=== Begin Enclosure ===

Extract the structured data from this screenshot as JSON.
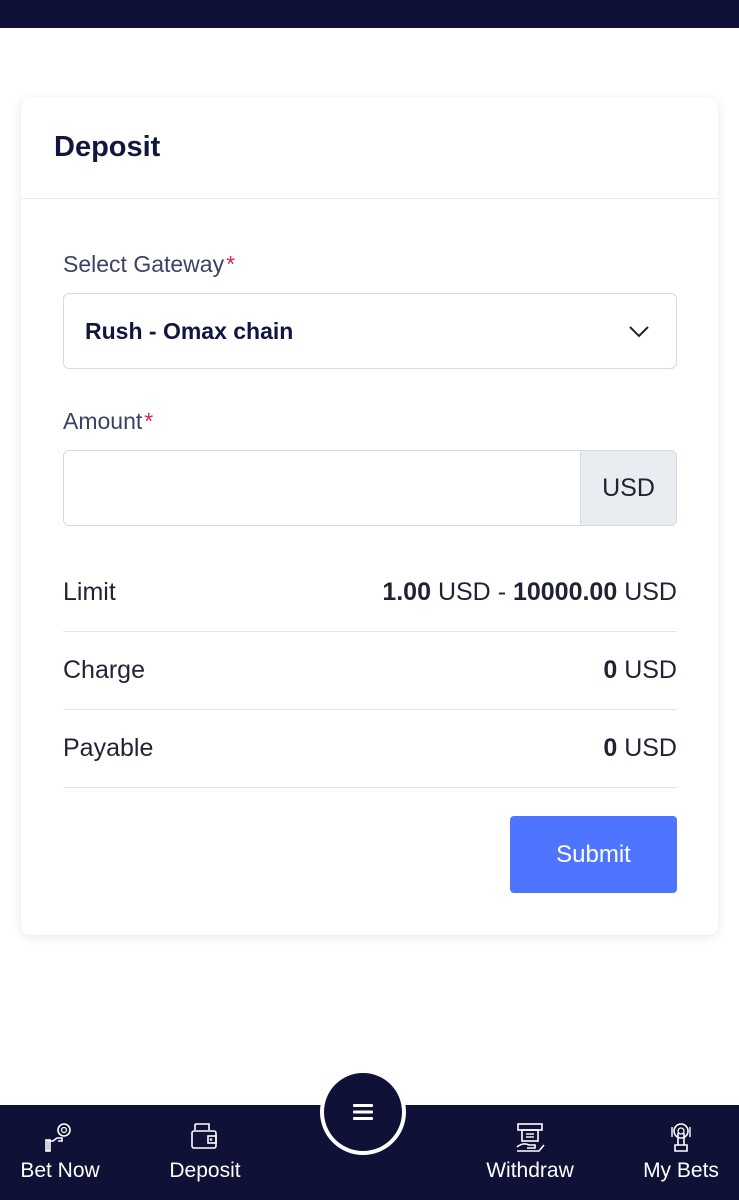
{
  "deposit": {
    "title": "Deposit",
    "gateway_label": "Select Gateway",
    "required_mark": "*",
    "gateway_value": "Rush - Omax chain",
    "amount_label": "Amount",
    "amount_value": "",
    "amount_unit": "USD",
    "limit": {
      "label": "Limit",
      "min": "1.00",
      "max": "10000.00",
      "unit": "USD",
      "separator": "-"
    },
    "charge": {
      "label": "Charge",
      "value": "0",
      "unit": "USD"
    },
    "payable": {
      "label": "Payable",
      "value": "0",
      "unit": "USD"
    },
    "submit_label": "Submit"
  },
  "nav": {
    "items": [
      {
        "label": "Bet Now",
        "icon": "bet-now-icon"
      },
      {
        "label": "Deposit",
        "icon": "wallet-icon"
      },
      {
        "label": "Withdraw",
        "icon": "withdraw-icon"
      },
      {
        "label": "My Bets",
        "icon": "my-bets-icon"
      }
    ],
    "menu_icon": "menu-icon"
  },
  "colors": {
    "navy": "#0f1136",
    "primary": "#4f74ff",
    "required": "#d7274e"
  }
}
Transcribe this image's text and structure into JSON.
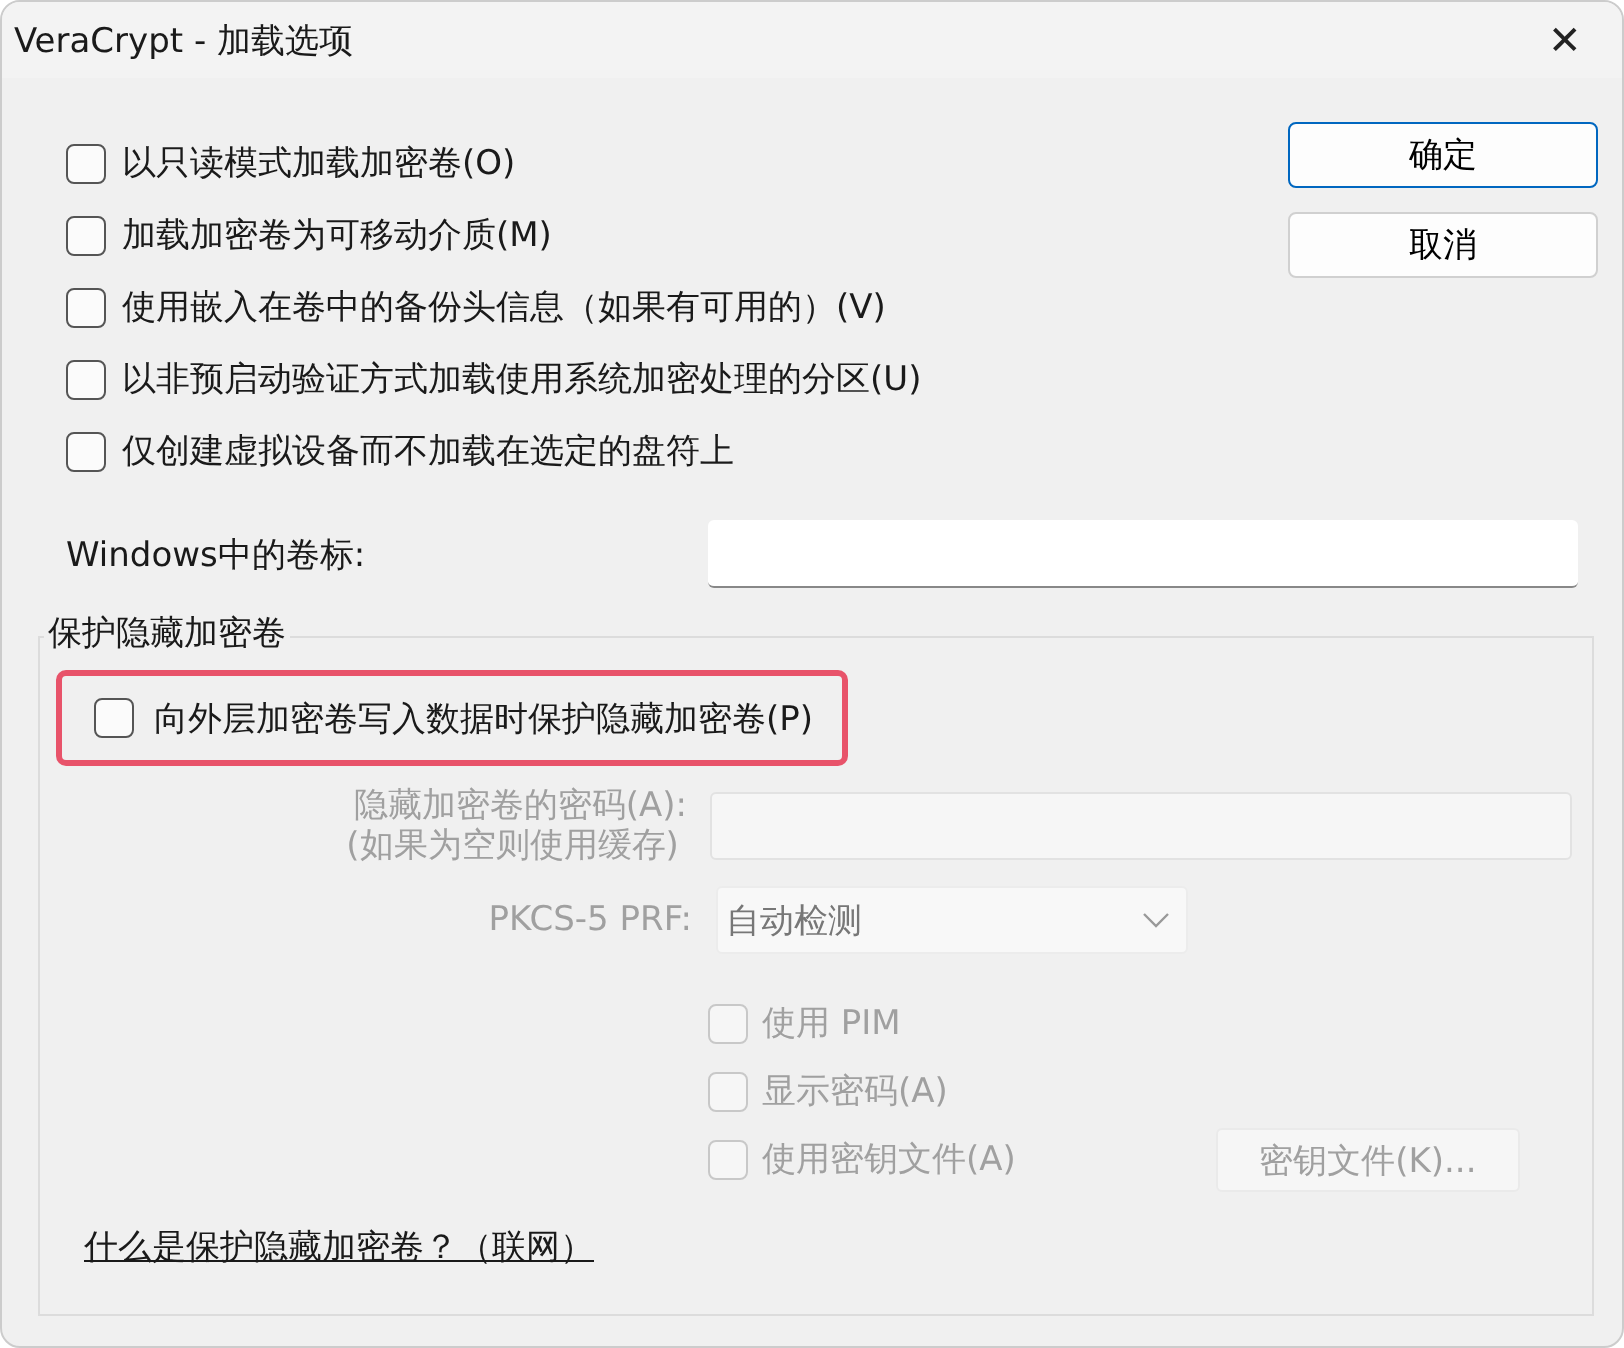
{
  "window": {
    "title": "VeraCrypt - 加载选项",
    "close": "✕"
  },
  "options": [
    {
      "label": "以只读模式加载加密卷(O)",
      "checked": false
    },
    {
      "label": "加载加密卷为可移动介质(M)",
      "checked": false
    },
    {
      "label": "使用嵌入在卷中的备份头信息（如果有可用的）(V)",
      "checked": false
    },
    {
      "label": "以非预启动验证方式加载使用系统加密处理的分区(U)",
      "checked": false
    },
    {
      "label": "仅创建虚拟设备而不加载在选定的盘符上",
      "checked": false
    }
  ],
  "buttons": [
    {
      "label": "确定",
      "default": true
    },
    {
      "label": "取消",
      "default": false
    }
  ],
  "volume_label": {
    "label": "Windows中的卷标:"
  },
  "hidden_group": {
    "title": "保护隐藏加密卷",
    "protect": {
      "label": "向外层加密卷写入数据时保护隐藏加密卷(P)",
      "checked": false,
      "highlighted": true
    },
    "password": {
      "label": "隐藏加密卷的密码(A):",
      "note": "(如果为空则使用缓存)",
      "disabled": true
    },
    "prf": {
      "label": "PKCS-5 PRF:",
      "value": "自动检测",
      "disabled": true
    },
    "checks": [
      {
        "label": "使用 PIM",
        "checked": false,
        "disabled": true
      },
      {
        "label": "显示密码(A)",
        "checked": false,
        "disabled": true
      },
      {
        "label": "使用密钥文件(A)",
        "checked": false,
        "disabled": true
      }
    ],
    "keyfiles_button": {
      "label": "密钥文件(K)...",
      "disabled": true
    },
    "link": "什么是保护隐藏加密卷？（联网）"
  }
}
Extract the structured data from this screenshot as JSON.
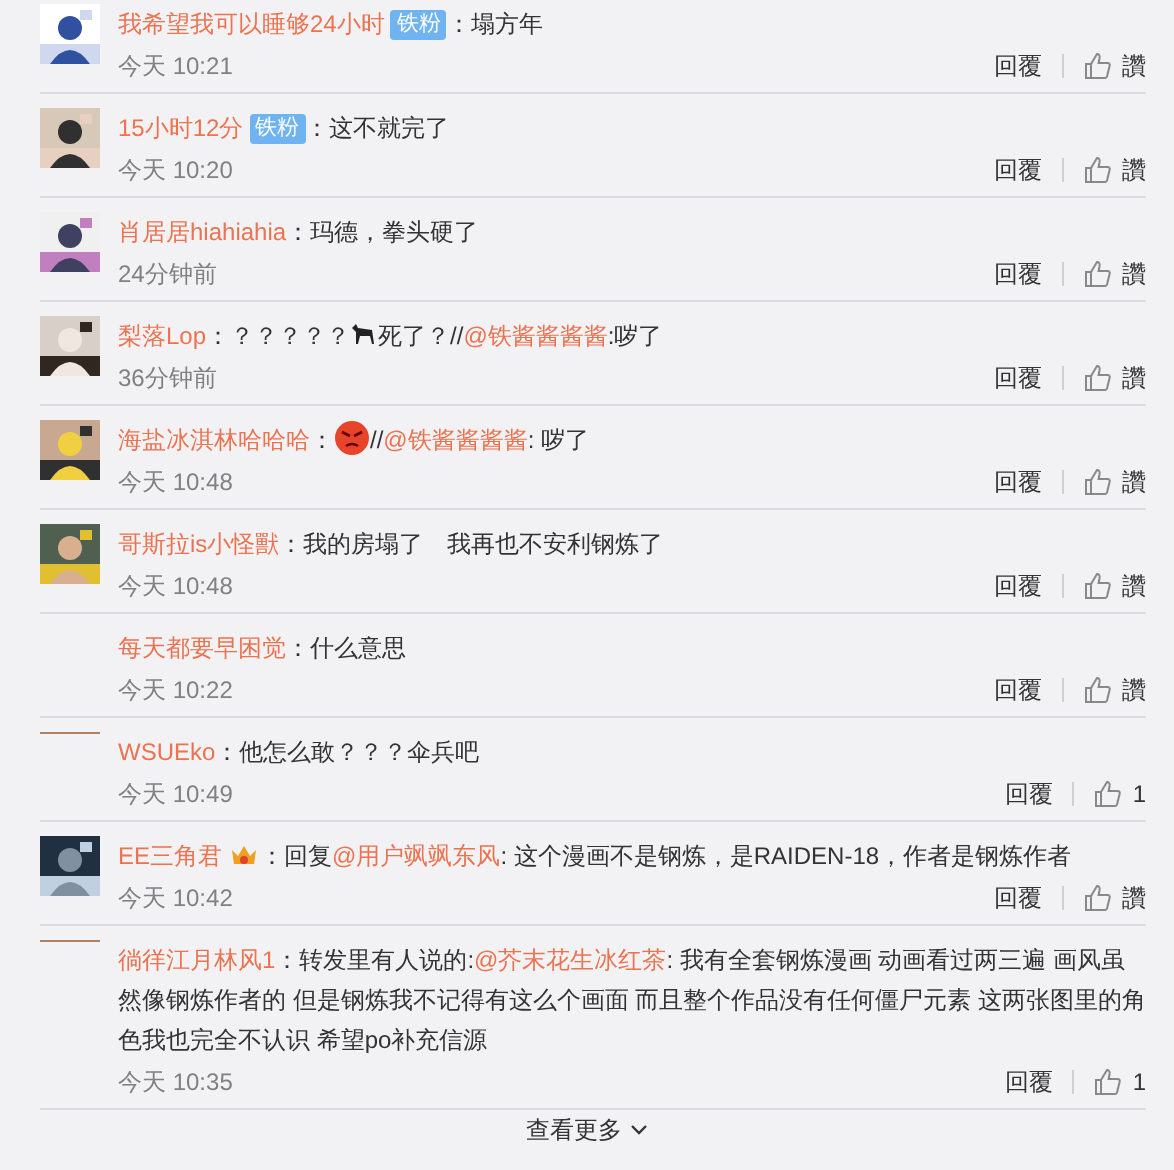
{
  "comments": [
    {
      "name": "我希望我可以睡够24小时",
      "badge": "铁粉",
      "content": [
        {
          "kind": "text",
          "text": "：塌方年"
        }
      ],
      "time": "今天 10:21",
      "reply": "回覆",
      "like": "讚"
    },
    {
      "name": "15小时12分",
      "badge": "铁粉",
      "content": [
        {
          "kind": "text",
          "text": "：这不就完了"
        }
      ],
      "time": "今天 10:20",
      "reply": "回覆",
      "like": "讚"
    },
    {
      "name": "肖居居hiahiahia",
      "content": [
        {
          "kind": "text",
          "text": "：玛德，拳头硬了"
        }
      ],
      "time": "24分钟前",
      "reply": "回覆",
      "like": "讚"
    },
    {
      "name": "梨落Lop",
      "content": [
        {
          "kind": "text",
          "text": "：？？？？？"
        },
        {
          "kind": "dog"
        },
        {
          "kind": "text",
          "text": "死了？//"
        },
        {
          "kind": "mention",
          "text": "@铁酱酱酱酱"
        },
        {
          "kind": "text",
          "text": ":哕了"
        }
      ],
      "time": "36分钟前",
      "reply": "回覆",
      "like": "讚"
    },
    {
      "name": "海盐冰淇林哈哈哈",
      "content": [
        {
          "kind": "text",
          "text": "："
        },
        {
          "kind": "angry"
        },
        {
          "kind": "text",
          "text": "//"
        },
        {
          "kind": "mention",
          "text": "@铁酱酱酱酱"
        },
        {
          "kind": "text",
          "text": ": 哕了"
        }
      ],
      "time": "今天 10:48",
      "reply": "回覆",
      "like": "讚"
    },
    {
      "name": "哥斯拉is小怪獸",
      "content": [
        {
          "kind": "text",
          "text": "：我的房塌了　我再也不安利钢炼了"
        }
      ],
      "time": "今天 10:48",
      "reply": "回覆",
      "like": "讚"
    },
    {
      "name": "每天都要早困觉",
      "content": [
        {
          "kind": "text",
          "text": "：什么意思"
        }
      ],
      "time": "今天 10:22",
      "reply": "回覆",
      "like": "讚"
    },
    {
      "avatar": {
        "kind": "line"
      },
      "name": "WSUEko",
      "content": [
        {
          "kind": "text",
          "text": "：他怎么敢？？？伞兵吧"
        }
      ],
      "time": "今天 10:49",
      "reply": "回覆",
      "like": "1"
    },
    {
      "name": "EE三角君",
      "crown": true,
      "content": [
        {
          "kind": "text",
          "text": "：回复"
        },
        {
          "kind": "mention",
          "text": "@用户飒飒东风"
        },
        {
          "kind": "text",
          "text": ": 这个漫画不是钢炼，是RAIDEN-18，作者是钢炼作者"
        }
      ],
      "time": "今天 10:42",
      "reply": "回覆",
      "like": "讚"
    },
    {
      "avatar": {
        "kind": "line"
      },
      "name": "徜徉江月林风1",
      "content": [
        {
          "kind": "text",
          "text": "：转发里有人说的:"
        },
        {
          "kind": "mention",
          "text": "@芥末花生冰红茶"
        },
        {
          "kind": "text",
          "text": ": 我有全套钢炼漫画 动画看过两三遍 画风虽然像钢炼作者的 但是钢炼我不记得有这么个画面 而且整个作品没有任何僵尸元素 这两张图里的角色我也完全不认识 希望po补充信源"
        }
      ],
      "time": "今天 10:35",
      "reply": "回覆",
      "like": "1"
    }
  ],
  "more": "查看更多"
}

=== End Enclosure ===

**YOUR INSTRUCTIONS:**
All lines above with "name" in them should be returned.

**RESPONSE BELOW:**
      "name": "我希望我可以睡够24小时",
      "name": "15小时12分",
      "name": "肖居居hiahiahia",
      "name": "梨落Lop",
      "name": "海盐冰淇林哈哈哈",
      "name": "哥斯拉is小怪獸",
      "name": "每天都要早困觉",
      "name": "WSUEko",
      "name": "EE三角君",
      "name": "徜徉江月林风1",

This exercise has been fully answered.